“And my soul hungered.”

The spirit of repentance was taking hold. He was remorseful for his transgression, eager to bury the old man of sin, to resurrect the new man of faith, of godliness.

“And I kneeled down before my Maker, and I cried unto him in mighty prayer and supplication for mine own soul.”

He had now come to realize that no one can be saved in his sins, that no unclean thing can enter into the kingdom of God, that there must be a cleansing, that stains must be eliminated, new flesh over scars. He came to realize that there must be a purging, a new heart in a new man. He knew it was not a small thing to change hearts, and minds, and tissues. He writes:

“And all the day long did I cry unto him.”

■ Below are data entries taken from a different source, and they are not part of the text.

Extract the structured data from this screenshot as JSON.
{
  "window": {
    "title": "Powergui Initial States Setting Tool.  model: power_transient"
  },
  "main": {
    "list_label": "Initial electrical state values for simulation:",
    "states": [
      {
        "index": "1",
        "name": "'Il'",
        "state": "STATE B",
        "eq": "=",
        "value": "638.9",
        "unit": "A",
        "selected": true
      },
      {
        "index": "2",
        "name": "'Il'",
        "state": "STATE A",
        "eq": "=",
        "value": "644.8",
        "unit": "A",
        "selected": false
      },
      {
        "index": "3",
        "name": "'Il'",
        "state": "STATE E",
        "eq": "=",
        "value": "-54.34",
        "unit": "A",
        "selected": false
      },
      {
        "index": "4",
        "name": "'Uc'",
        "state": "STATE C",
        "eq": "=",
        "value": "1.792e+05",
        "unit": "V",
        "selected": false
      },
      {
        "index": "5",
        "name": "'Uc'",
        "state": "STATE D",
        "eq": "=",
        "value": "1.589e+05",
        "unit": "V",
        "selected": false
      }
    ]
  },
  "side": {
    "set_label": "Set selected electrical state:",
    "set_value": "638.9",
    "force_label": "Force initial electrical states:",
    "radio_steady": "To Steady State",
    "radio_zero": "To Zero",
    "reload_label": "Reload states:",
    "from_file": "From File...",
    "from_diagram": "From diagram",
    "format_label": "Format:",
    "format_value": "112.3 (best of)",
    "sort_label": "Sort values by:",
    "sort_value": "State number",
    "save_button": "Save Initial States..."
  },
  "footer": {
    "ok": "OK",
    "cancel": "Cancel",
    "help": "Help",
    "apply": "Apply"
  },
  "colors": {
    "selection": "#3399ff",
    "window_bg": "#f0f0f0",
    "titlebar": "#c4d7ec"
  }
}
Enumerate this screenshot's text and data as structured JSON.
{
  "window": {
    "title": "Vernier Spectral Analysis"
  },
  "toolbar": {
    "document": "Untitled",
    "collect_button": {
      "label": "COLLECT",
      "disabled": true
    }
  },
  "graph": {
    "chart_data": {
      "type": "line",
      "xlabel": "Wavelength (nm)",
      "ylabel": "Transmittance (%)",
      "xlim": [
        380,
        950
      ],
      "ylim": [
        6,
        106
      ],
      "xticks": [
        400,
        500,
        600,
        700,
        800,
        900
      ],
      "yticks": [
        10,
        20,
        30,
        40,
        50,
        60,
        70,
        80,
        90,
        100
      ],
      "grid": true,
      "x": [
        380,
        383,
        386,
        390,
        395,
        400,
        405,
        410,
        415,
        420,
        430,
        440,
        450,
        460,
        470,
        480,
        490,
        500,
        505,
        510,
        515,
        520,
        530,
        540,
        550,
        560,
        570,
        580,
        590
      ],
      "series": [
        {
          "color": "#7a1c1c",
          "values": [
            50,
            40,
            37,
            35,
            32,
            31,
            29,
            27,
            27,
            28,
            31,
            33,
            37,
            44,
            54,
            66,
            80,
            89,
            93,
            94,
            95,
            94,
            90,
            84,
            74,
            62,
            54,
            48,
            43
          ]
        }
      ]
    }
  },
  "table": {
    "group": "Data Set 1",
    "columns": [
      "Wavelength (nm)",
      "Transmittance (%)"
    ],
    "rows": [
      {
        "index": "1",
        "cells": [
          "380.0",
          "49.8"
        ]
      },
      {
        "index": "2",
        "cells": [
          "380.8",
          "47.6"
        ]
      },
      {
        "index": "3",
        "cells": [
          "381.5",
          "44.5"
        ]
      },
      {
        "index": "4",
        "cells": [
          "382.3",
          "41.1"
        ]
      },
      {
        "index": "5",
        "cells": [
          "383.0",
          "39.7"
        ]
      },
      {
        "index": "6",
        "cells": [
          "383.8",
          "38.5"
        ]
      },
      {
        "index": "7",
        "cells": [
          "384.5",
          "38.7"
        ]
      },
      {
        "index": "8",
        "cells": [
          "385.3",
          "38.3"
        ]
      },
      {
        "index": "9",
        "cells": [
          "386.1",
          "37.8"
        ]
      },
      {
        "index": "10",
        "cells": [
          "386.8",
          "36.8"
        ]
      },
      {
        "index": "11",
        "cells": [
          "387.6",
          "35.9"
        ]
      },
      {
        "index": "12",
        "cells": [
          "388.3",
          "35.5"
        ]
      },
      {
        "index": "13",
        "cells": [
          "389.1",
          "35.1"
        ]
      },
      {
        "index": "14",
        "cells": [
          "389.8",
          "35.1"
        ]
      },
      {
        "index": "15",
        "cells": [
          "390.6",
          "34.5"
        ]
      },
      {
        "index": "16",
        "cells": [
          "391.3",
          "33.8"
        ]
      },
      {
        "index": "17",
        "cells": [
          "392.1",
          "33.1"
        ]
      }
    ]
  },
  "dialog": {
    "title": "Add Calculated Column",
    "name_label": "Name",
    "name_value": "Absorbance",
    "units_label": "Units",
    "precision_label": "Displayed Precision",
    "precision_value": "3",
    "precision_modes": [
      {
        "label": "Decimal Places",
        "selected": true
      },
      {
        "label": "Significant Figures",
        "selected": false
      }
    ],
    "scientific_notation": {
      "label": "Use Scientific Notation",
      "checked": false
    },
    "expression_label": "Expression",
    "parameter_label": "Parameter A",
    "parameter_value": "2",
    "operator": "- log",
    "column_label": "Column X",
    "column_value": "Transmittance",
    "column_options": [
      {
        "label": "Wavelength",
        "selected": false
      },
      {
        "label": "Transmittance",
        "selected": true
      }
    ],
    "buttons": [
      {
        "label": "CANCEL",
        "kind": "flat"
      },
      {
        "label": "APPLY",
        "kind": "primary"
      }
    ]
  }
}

Here is no casual prayer; here not trite, worn phrases; here no momentary appeal. All the day long, with seconds turning into minutes, and minutes into hours, and hours into an “all day long.” But when the sun had set, relief had still not come, for repentance is not a single act, nor forgiveness an unearned gift. So precious to him was communication with, and approval of, his Redeemer that his determined soul pressed on without ceasing.

“Yea, and when the night came, I did still raise my voice high that it reached the heavens.” (Enos 1:2–4.)

Could the Redeemer resist such determined imploring? How many of you have thus persisted? How many of you, with or without serious transgressions, have ever prayed for many hours? How many of you have prayed for five hours? for one? for 30 minutes? for ten? If you have errors in your life, have you wrestled before the Lord? Have you found your deep forest full of solitude? How much has your soul hungered? How deeply have your needs impressed your heart? When did you kneel before your Maker in total quiet? For what did you pray—your own soul? How long did you thus plead for recognition—all day long? And when the shadows fell, did you still raise your voice in mighty prayer, or did you end it with some trite word and phrase?

As you struggle in the spirit and cry mightily and covenant sincerely, the voice of the Lord God will come into your mind, as it did to that of Enos:

“Thy sins are forgiven thee, and thou shalt be blessed” (Enos 1:5).

Do you think prayer is not answered because you do not understand? Some people hear a noise; others think it thunders; while others hear and understand the voice of God and see him personally.

When we pray alone with God, we shed all sham and pretense, all hypocrisy and arrogance.

We all need prayers to bring us close to God, to give us new birth.

And in all our prayers we remember our insufficiency, our limitations, our dependence, our lack of wisdom. Like children we do not always know what is best for us, what is expedient. And so in all our prayers we say, “Thy will be done” and mean it. We would not ask a Church leader for advice, then disregard it. We must never ask the Lord for blessings, then ignore the answer.

And so we pray, “Thy will be done, O Lord. Thou knowest best, kind Father. I will conform. I will accept it gratefully.”